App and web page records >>
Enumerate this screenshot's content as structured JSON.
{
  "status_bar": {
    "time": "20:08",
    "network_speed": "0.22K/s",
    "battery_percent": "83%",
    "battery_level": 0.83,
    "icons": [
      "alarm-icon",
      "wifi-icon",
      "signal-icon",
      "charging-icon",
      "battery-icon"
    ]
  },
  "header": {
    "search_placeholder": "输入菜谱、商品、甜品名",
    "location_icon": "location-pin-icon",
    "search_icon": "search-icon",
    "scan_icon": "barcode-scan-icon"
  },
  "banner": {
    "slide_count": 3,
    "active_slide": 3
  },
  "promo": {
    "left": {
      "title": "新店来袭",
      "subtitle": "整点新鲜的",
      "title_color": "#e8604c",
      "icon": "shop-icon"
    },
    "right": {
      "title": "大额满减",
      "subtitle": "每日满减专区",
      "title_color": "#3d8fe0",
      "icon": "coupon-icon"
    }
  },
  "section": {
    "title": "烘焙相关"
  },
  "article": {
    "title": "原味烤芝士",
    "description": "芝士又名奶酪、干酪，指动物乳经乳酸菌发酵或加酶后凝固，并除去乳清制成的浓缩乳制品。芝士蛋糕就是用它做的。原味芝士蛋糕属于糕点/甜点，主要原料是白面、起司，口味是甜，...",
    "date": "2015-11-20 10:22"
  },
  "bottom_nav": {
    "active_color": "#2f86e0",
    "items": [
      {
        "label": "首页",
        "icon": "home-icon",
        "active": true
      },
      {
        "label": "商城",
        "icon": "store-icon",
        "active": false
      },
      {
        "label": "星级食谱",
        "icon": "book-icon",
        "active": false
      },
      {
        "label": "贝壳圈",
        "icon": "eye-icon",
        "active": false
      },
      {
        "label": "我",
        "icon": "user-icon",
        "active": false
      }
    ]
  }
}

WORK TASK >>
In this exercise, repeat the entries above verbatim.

RESPONSE TO THIS TASK >>
Enumerate this screenshot's content as structured JSON.
{
  "status_bar": {
    "time": "20:08",
    "network_speed": "0.22K/s",
    "battery_percent": "83%",
    "battery_level": 0.83,
    "icons": [
      "alarm-icon",
      "wifi-icon",
      "signal-icon",
      "charging-icon",
      "battery-icon"
    ]
  },
  "header": {
    "search_placeholder": "输入菜谱、商品、甜品名",
    "location_icon": "location-pin-icon",
    "search_icon": "search-icon",
    "scan_icon": "barcode-scan-icon"
  },
  "banner": {
    "slide_count": 3,
    "active_slide": 3
  },
  "promo": {
    "left": {
      "title": "新店来袭",
      "subtitle": "整点新鲜的",
      "title_color": "#e8604c",
      "icon": "shop-icon"
    },
    "right": {
      "title": "大额满减",
      "subtitle": "每日满减专区",
      "title_color": "#3d8fe0",
      "icon": "coupon-icon"
    }
  },
  "section": {
    "title": "烘焙相关"
  },
  "article": {
    "title": "原味烤芝士",
    "description": "芝士又名奶酪、干酪，指动物乳经乳酸菌发酵或加酶后凝固，并除去乳清制成的浓缩乳制品。芝士蛋糕就是用它做的。原味芝士蛋糕属于糕点/甜点，主要原料是白面、起司，口味是甜，...",
    "date": "2015-11-20 10:22"
  },
  "bottom_nav": {
    "active_color": "#2f86e0",
    "items": [
      {
        "label": "首页",
        "icon": "home-icon",
        "active": true
      },
      {
        "label": "商城",
        "icon": "store-icon",
        "active": false
      },
      {
        "label": "星级食谱",
        "icon": "book-icon",
        "active": false
      },
      {
        "label": "贝壳圈",
        "icon": "eye-icon",
        "active": false
      },
      {
        "label": "我",
        "icon": "user-icon",
        "active": false
      }
    ]
  }
}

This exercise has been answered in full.